**Goal of the exercise:** All of the data must be output exactly, with every picture left out.

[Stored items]
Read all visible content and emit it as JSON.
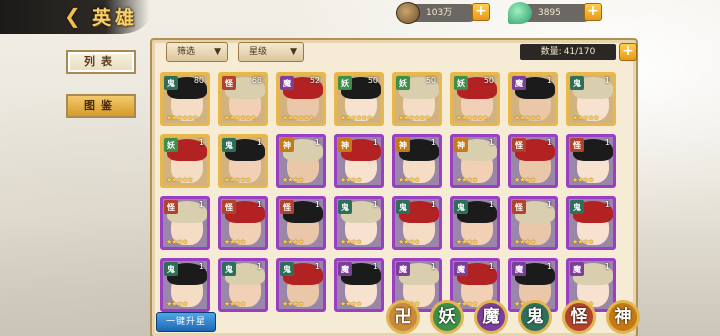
{
  "header": {
    "title": "英雄",
    "resources": [
      {
        "name": "coin",
        "value": "103万"
      },
      {
        "name": "jade",
        "value": "3895"
      }
    ]
  },
  "left_tabs": [
    {
      "label": "列表"
    },
    {
      "label": "图鉴"
    }
  ],
  "toolbar": {
    "filter_label": "筛选",
    "star_label": "星级",
    "count_label": "数量:",
    "count_value": "41/170"
  },
  "heroes": [
    {
      "faction": "鬼",
      "level": "80",
      "stars": 6,
      "frame": "gold"
    },
    {
      "faction": "怪",
      "level": "68",
      "stars": 6,
      "frame": "gold"
    },
    {
      "faction": "魔",
      "level": "52",
      "stars": 6,
      "frame": "gold"
    },
    {
      "faction": "妖",
      "level": "50",
      "stars": 6,
      "frame": "gold"
    },
    {
      "faction": "妖",
      "level": "50",
      "stars": 6,
      "frame": "gold"
    },
    {
      "faction": "妖",
      "level": "50",
      "stars": 6,
      "frame": "gold"
    },
    {
      "faction": "魔",
      "level": "1",
      "stars": 5,
      "frame": "gold"
    },
    {
      "faction": "鬼",
      "level": "1",
      "stars": 5,
      "frame": "gold"
    },
    {
      "faction": "妖",
      "level": "1",
      "stars": 5,
      "frame": "gold"
    },
    {
      "faction": "鬼",
      "level": "1",
      "stars": 5,
      "frame": "gold"
    },
    {
      "faction": "神",
      "level": "1",
      "stars": 4,
      "frame": "purple"
    },
    {
      "faction": "神",
      "level": "1",
      "stars": 4,
      "frame": "purple"
    },
    {
      "faction": "神",
      "level": "1",
      "stars": 4,
      "frame": "purple"
    },
    {
      "faction": "神",
      "level": "1",
      "stars": 4,
      "frame": "purple"
    },
    {
      "faction": "怪",
      "level": "1",
      "stars": 4,
      "frame": "purple"
    },
    {
      "faction": "怪",
      "level": "1",
      "stars": 4,
      "frame": "purple"
    },
    {
      "faction": "怪",
      "level": "1",
      "stars": 4,
      "frame": "purple"
    },
    {
      "faction": "怪",
      "level": "1",
      "stars": 4,
      "frame": "purple"
    },
    {
      "faction": "怪",
      "level": "1",
      "stars": 4,
      "frame": "purple"
    },
    {
      "faction": "鬼",
      "level": "1",
      "stars": 4,
      "frame": "purple"
    },
    {
      "faction": "鬼",
      "level": "1",
      "stars": 4,
      "frame": "purple"
    },
    {
      "faction": "鬼",
      "level": "1",
      "stars": 4,
      "frame": "purple"
    },
    {
      "faction": "怪",
      "level": "1",
      "stars": 4,
      "frame": "purple"
    },
    {
      "faction": "鬼",
      "level": "1",
      "stars": 4,
      "frame": "purple"
    },
    {
      "faction": "鬼",
      "level": "1",
      "stars": 4,
      "frame": "purple"
    },
    {
      "faction": "鬼",
      "level": "1",
      "stars": 4,
      "frame": "purple"
    },
    {
      "faction": "鬼",
      "level": "1",
      "stars": 4,
      "frame": "purple"
    },
    {
      "faction": "魔",
      "level": "1",
      "stars": 4,
      "frame": "purple"
    },
    {
      "faction": "魔",
      "level": "1",
      "stars": 4,
      "frame": "purple"
    },
    {
      "faction": "魔",
      "level": "1",
      "stars": 4,
      "frame": "purple"
    },
    {
      "faction": "魔",
      "level": "1",
      "stars": 4,
      "frame": "purple"
    },
    {
      "faction": "魔",
      "level": "1",
      "stars": 4,
      "frame": "purple"
    }
  ],
  "bottom": {
    "upgrade_label": "一键升星",
    "faction_filters": [
      {
        "label": "卍",
        "color": "#c98a3a"
      },
      {
        "label": "妖",
        "color": "#3f8f4a"
      },
      {
        "label": "魔",
        "color": "#7b3f9a"
      },
      {
        "label": "鬼",
        "color": "#2f6f5a"
      },
      {
        "label": "怪",
        "color": "#b0432c"
      },
      {
        "label": "神",
        "color": "#c47a16"
      }
    ]
  },
  "colors": {
    "gold_frame": "#e8b94a",
    "purple_frame": "#9a3fc4",
    "accent": "#f5d26a"
  }
}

**Output of the exercise:**
Read all visible content and emit it as JSON.
{
  "header": {
    "title": "英雄",
    "resources": [
      {
        "name": "coin",
        "value": "103万"
      },
      {
        "name": "jade",
        "value": "3895"
      }
    ]
  },
  "left_tabs": [
    {
      "label": "列表"
    },
    {
      "label": "图鉴"
    }
  ],
  "toolbar": {
    "filter_label": "筛选",
    "star_label": "星级",
    "count_label": "数量:",
    "count_value": "41/170"
  },
  "heroes": [
    {
      "faction": "鬼",
      "level": "80",
      "stars": 6,
      "frame": "gold"
    },
    {
      "faction": "怪",
      "level": "68",
      "stars": 6,
      "frame": "gold"
    },
    {
      "faction": "魔",
      "level": "52",
      "stars": 6,
      "frame": "gold"
    },
    {
      "faction": "妖",
      "level": "50",
      "stars": 6,
      "frame": "gold"
    },
    {
      "faction": "妖",
      "level": "50",
      "stars": 6,
      "frame": "gold"
    },
    {
      "faction": "妖",
      "level": "50",
      "stars": 6,
      "frame": "gold"
    },
    {
      "faction": "魔",
      "level": "1",
      "stars": 5,
      "frame": "gold"
    },
    {
      "faction": "鬼",
      "level": "1",
      "stars": 5,
      "frame": "gold"
    },
    {
      "faction": "妖",
      "level": "1",
      "stars": 5,
      "frame": "gold"
    },
    {
      "faction": "鬼",
      "level": "1",
      "stars": 5,
      "frame": "gold"
    },
    {
      "faction": "神",
      "level": "1",
      "stars": 4,
      "frame": "purple"
    },
    {
      "faction": "神",
      "level": "1",
      "stars": 4,
      "frame": "purple"
    },
    {
      "faction": "神",
      "level": "1",
      "stars": 4,
      "frame": "purple"
    },
    {
      "faction": "神",
      "level": "1",
      "stars": 4,
      "frame": "purple"
    },
    {
      "faction": "怪",
      "level": "1",
      "stars": 4,
      "frame": "purple"
    },
    {
      "faction": "怪",
      "level": "1",
      "stars": 4,
      "frame": "purple"
    },
    {
      "faction": "怪",
      "level": "1",
      "stars": 4,
      "frame": "purple"
    },
    {
      "faction": "怪",
      "level": "1",
      "stars": 4,
      "frame": "purple"
    },
    {
      "faction": "怪",
      "level": "1",
      "stars": 4,
      "frame": "purple"
    },
    {
      "faction": "鬼",
      "level": "1",
      "stars": 4,
      "frame": "purple"
    },
    {
      "faction": "鬼",
      "level": "1",
      "stars": 4,
      "frame": "purple"
    },
    {
      "faction": "鬼",
      "level": "1",
      "stars": 4,
      "frame": "purple"
    },
    {
      "faction": "怪",
      "level": "1",
      "stars": 4,
      "frame": "purple"
    },
    {
      "faction": "鬼",
      "level": "1",
      "stars": 4,
      "frame": "purple"
    },
    {
      "faction": "鬼",
      "level": "1",
      "stars": 4,
      "frame": "purple"
    },
    {
      "faction": "鬼",
      "level": "1",
      "stars": 4,
      "frame": "purple"
    },
    {
      "faction": "鬼",
      "level": "1",
      "stars": 4,
      "frame": "purple"
    },
    {
      "faction": "魔",
      "level": "1",
      "stars": 4,
      "frame": "purple"
    },
    {
      "faction": "魔",
      "level": "1",
      "stars": 4,
      "frame": "purple"
    },
    {
      "faction": "魔",
      "level": "1",
      "stars": 4,
      "frame": "purple"
    },
    {
      "faction": "魔",
      "level": "1",
      "stars": 4,
      "frame": "purple"
    },
    {
      "faction": "魔",
      "level": "1",
      "stars": 4,
      "frame": "purple"
    }
  ],
  "bottom": {
    "upgrade_label": "一键升星",
    "faction_filters": [
      {
        "label": "卍",
        "color": "#c98a3a"
      },
      {
        "label": "妖",
        "color": "#3f8f4a"
      },
      {
        "label": "魔",
        "color": "#7b3f9a"
      },
      {
        "label": "鬼",
        "color": "#2f6f5a"
      },
      {
        "label": "怪",
        "color": "#b0432c"
      },
      {
        "label": "神",
        "color": "#c47a16"
      }
    ]
  },
  "colors": {
    "gold_frame": "#e8b94a",
    "purple_frame": "#9a3fc4",
    "accent": "#f5d26a"
  }
}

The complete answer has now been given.